|At the Vienna Opera where Max Liebermann goes to "The Magic Flute"|
under the direction of Gustav Mahler.
He took her arm and they entered the building. After visiting the cloakroom and purchasing their programs, the Weiss family assembled at the foot of the grand marble staircase. Liebermann looked up into the vastness—the wide-open dizzying expanse above his head. It was so immense: the chandeliers and wall lights seemed like whole worlds, suns, planets, softly glowing in the void. Massive round arches surrounded the central space and, through these, other arches could be glimpsed. On tall square pillars stood seven statues representing personifications of architecture, sculpture, poetry, dance, art, music, and drama. They were like custodial gods, marshaling the glowing worlds through the infinite. And beyond the guardians, columns, and balustrades was an artificial sky of transverse vaulting, enlivened by the colors of shadowy frescoes—white, blue, and vermilion.
Liebermann was not a great lover of the opera. ... the music itself was usually not to his taste. He found it too rich, too excessive, too melodramatic. He much preferred the simplicity of lieder, the intimacy of a string quartet, or the abstract purity of a symphonic work. Even so, he was eager to hear The Magic Flute again. The reviews had been exceptionally positive. Even the critic Theodor Helm—in the traditionally anti-Semitic Deutsche Zeitung—had praised Director Mahler’s new production. The director had reduced the size of the orchestra and encouraged them to play in the style of a chamber group. Liebermann was convinced that he would find this treatment of the work particularly rewarding. (Frank Tallis. Vienna Blood, p. 228-229).

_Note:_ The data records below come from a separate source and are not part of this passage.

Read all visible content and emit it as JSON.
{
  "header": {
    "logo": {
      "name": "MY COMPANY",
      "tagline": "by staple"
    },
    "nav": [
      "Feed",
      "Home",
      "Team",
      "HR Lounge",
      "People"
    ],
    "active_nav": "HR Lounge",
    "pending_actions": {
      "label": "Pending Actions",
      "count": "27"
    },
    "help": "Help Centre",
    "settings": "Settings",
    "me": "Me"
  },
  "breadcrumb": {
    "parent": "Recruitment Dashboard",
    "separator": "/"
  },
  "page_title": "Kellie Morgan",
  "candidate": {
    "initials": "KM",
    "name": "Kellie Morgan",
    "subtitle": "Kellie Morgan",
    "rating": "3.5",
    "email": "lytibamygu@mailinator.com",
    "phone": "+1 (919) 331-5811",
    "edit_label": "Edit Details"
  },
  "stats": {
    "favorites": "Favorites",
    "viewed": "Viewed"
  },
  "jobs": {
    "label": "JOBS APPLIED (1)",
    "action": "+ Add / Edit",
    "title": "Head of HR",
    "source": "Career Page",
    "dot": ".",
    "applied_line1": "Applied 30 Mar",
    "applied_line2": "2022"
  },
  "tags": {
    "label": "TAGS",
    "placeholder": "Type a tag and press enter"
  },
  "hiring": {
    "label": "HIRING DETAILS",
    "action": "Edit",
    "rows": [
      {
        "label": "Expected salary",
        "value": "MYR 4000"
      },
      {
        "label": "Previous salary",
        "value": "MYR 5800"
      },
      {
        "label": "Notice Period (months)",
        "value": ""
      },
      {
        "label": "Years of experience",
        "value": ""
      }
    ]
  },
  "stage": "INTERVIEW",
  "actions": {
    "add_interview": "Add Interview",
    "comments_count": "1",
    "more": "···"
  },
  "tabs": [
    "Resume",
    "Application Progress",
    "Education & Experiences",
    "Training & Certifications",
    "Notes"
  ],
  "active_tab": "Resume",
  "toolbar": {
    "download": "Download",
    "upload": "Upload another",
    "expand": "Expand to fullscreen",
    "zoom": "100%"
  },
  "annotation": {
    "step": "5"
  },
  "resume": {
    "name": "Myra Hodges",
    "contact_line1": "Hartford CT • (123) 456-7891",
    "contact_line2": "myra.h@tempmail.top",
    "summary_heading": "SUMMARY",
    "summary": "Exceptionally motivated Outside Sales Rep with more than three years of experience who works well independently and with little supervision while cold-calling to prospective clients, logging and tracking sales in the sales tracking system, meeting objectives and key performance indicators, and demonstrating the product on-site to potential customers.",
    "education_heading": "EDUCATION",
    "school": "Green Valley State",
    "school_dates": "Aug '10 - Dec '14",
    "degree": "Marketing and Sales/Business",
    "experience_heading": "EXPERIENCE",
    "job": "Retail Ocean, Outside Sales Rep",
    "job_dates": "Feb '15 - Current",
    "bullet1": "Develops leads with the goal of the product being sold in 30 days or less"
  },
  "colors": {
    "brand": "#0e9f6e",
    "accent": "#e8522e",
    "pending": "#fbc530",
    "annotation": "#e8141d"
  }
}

Blog post © 2023 mae sander. Images from advertisements and Wikipedia.